==== Data excerpts

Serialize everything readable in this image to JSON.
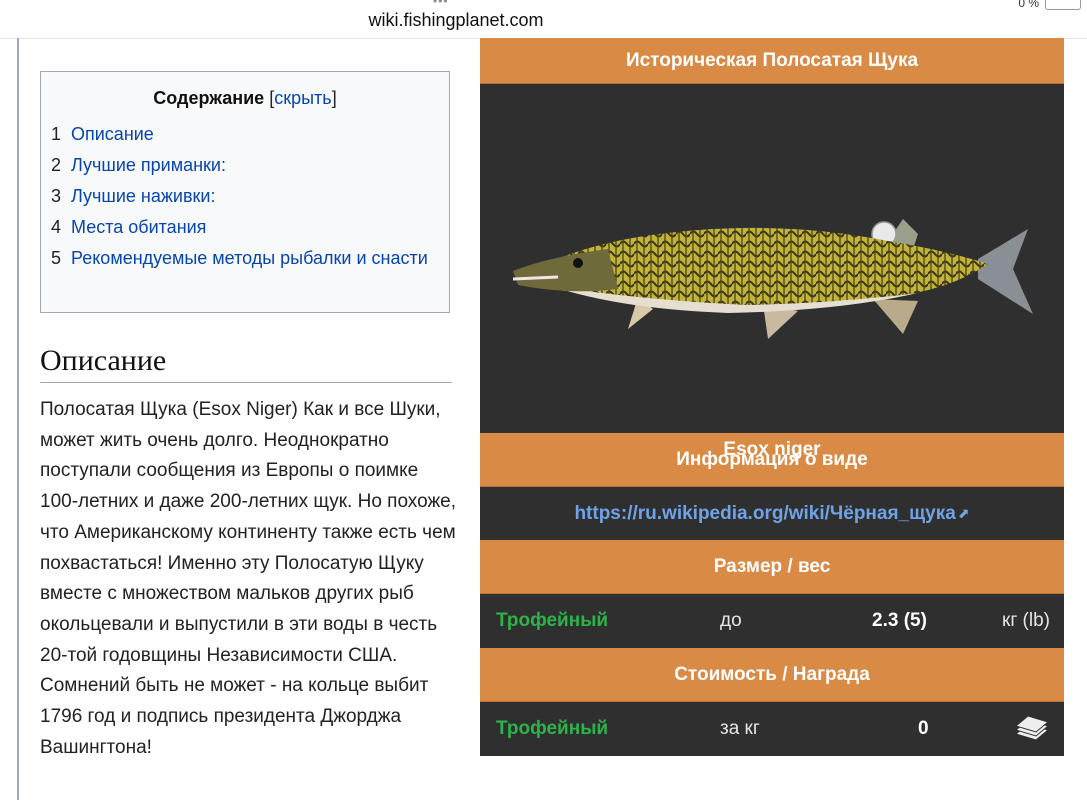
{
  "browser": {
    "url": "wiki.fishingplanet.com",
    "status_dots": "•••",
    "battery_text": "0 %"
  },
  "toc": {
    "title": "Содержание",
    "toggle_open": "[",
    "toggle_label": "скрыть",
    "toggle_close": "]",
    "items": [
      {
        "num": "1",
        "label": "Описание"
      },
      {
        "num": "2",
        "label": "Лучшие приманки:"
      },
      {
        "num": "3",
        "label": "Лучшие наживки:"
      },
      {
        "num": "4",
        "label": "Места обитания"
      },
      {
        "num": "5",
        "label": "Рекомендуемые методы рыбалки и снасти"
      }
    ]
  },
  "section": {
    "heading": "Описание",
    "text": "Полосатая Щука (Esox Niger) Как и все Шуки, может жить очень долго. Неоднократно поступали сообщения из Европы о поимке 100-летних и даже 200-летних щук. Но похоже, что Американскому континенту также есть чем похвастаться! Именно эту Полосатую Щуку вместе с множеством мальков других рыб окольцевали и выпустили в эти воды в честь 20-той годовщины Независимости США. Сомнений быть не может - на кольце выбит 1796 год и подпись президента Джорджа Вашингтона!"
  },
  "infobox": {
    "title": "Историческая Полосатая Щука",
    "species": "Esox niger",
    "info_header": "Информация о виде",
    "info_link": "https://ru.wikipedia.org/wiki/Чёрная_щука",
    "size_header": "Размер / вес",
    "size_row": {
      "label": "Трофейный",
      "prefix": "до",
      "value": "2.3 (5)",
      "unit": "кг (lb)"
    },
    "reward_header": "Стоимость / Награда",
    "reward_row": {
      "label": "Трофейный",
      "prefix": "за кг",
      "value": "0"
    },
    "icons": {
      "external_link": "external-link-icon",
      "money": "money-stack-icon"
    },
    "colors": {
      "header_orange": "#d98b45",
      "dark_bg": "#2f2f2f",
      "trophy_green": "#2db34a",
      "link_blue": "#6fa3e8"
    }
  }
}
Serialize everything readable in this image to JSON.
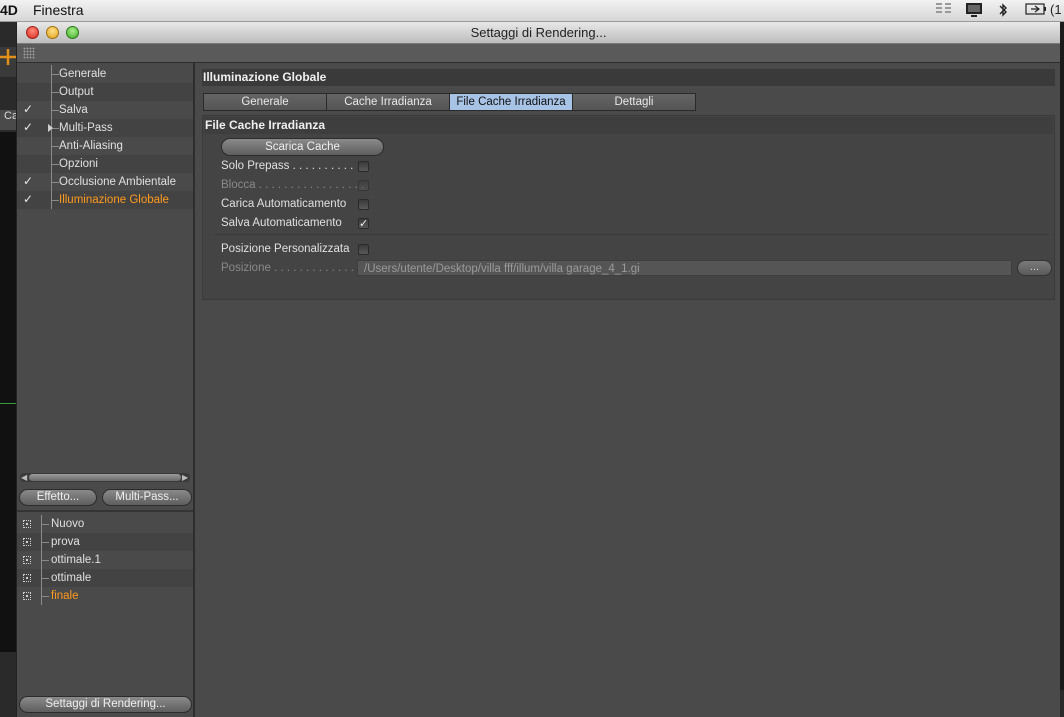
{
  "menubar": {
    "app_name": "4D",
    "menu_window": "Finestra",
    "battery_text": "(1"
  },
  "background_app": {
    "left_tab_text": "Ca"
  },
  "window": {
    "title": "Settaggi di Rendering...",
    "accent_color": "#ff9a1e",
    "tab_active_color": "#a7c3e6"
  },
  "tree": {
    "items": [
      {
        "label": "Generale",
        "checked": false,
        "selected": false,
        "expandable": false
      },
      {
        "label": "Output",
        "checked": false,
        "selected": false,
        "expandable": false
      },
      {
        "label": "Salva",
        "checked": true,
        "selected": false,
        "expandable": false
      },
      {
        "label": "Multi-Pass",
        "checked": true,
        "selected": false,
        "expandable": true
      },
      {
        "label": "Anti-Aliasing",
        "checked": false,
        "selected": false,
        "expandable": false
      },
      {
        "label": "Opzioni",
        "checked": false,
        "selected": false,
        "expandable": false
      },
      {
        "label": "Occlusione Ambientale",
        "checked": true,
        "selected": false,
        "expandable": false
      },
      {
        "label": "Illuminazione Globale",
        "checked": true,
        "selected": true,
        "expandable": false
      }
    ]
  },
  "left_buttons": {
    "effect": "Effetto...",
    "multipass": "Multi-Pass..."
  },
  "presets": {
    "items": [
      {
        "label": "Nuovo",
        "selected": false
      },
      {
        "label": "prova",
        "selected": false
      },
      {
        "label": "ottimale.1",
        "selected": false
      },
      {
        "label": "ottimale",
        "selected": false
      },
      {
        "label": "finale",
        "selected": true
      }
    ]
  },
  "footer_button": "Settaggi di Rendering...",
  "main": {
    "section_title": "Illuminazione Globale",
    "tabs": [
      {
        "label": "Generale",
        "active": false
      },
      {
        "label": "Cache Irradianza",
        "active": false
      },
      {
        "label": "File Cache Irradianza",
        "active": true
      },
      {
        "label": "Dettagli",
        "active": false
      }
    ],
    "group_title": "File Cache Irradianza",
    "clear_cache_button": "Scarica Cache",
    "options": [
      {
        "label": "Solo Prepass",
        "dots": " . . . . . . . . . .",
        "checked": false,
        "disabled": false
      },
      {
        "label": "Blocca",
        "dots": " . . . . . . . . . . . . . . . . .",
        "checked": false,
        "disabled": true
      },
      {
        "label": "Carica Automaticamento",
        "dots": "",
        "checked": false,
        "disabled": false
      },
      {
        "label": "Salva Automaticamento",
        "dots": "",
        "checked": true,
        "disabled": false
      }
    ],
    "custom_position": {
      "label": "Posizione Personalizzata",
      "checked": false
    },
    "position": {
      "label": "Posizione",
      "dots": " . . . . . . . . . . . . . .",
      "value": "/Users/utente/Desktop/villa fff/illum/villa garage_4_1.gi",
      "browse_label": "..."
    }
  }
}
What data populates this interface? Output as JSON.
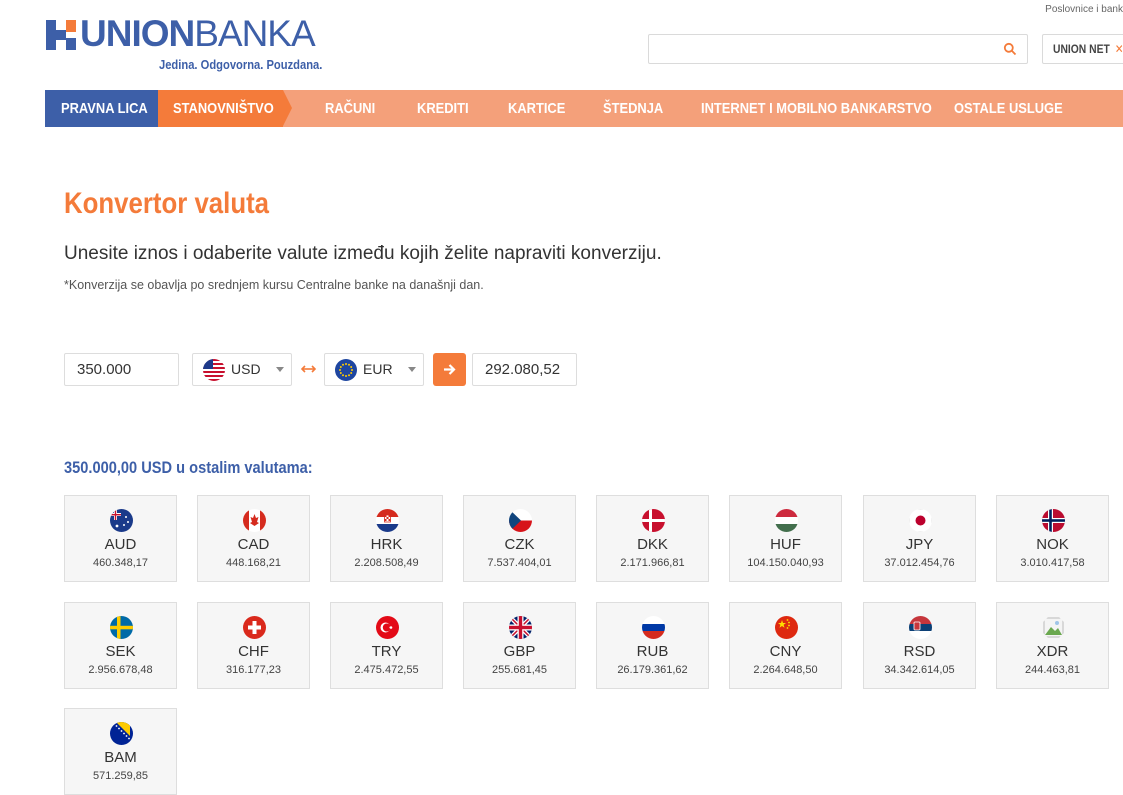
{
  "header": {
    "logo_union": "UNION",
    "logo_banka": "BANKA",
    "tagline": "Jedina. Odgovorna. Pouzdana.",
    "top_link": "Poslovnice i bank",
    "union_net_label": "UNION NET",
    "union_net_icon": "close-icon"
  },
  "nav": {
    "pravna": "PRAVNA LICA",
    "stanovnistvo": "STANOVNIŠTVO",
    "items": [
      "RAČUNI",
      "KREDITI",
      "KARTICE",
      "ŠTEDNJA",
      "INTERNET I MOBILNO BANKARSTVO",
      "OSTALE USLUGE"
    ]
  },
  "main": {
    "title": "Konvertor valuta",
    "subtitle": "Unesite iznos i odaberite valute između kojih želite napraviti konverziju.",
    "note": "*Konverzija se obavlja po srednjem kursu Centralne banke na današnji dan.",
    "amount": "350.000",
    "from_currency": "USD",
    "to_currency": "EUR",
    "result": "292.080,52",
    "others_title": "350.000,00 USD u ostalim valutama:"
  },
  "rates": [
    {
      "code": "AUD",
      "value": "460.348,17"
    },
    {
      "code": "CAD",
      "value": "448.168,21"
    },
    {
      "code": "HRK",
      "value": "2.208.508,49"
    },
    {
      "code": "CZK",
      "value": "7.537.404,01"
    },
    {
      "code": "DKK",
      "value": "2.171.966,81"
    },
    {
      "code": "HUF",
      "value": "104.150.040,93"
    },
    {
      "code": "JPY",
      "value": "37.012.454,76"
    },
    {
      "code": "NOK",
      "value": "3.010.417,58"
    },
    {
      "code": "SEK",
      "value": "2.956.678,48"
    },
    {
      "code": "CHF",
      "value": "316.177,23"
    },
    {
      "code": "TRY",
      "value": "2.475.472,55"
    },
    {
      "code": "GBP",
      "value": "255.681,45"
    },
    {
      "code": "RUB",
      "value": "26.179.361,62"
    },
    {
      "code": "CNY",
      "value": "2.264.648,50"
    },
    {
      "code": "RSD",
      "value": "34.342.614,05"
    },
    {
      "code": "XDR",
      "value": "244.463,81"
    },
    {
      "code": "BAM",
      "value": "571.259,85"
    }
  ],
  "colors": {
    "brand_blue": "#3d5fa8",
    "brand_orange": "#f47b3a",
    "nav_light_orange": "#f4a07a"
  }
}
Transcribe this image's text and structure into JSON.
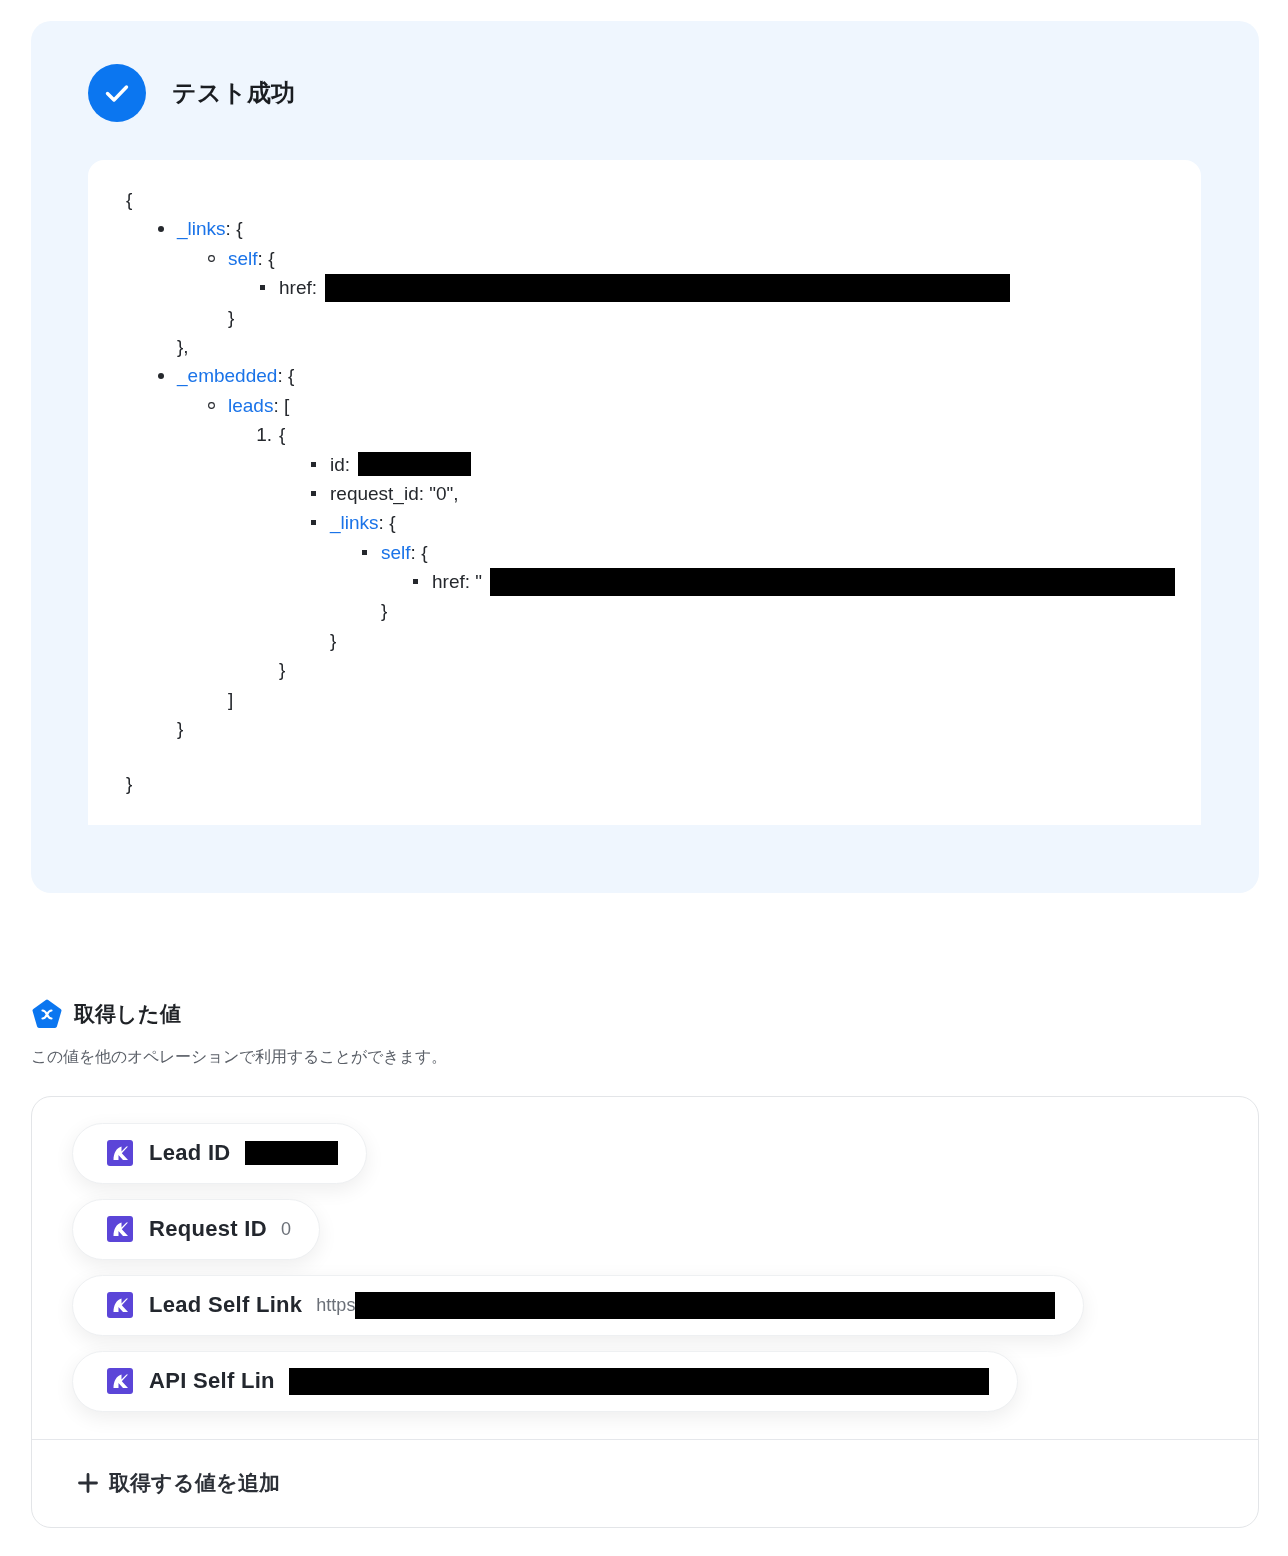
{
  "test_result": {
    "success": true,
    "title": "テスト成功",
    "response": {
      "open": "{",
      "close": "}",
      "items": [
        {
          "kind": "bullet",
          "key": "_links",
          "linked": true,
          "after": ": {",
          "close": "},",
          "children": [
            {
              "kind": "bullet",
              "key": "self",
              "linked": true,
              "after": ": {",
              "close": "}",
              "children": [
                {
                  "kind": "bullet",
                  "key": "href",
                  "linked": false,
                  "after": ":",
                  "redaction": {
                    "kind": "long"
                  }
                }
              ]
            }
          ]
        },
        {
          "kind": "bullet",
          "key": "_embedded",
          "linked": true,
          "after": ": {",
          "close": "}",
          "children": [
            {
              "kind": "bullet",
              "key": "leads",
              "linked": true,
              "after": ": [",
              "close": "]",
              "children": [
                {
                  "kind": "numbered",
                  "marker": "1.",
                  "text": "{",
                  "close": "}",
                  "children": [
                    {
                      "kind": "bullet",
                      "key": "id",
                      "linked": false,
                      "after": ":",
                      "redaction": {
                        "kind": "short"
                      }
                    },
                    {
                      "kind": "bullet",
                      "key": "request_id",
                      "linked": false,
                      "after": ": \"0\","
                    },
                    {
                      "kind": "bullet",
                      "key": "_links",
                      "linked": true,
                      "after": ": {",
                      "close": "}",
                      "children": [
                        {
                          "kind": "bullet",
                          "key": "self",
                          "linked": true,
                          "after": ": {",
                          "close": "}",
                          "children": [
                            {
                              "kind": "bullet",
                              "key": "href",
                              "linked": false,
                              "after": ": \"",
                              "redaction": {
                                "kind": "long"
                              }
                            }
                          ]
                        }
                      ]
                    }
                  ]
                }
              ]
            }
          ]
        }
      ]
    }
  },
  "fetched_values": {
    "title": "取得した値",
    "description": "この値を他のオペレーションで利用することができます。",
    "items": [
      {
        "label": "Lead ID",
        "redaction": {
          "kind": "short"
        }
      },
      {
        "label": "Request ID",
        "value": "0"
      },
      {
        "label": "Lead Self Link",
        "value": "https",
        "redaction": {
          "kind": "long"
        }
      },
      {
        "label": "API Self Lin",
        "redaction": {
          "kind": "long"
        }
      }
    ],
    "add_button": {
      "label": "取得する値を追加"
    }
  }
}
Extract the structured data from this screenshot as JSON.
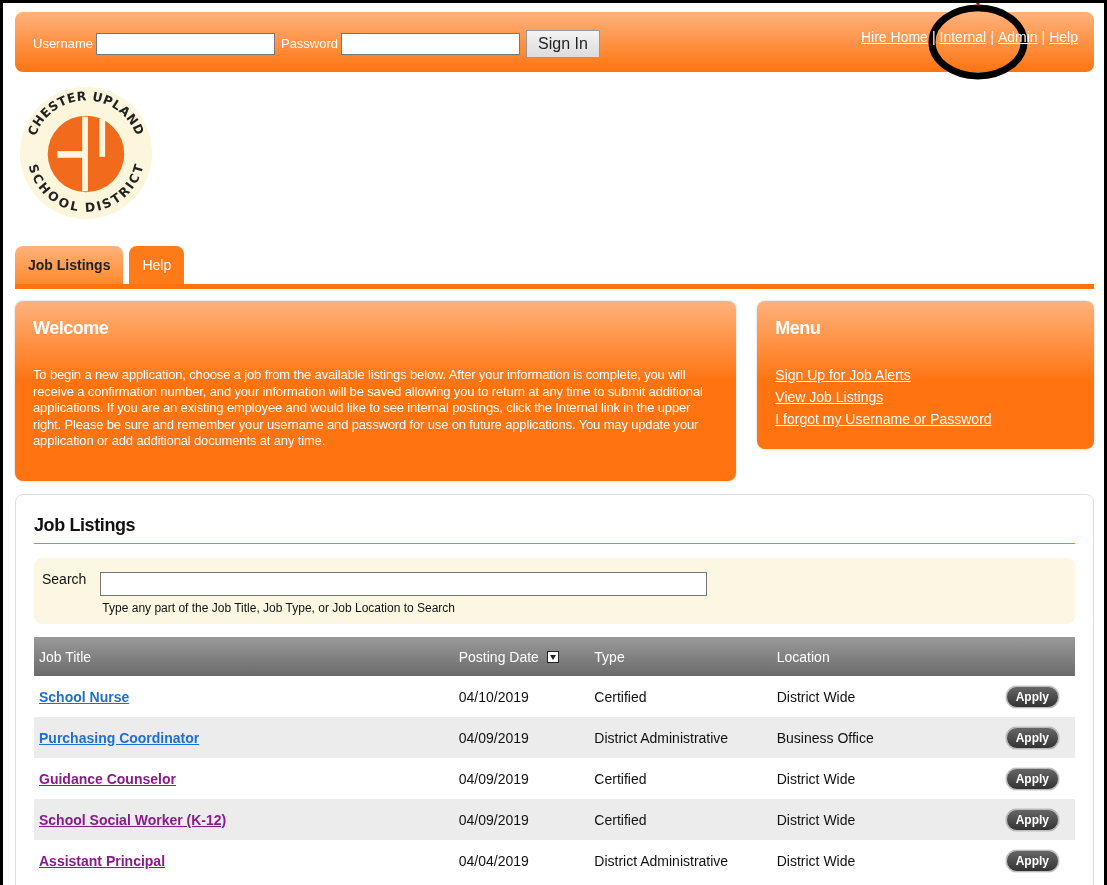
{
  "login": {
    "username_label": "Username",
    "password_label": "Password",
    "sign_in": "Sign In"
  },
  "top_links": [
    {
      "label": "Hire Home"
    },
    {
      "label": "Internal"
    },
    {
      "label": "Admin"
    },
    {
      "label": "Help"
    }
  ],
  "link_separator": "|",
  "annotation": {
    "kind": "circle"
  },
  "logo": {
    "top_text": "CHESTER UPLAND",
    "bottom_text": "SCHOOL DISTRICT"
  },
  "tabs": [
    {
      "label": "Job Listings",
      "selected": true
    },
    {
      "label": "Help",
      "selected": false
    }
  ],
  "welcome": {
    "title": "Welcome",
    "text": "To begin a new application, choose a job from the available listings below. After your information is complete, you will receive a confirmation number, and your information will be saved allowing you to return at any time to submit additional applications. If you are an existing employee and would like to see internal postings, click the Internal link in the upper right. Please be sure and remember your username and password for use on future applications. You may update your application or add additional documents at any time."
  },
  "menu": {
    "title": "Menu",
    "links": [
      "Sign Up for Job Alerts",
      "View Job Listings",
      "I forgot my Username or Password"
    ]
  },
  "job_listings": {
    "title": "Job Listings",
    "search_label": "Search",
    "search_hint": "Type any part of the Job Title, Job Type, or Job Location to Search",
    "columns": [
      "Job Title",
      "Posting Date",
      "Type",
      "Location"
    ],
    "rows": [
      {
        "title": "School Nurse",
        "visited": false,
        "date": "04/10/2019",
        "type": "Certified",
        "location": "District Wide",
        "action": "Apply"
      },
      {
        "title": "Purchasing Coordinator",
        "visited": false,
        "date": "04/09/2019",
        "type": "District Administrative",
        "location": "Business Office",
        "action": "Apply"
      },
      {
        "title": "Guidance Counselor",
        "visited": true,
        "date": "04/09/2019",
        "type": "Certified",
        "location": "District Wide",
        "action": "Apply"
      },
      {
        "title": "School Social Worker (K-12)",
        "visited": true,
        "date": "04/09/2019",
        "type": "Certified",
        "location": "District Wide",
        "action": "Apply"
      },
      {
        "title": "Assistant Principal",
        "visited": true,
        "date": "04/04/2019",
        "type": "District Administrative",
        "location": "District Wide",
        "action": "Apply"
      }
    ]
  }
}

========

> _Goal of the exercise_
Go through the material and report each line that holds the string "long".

> _Response below_
                    "kind": "long"
                                "kind": "long"
          "kind": "long"
          "kind": "long"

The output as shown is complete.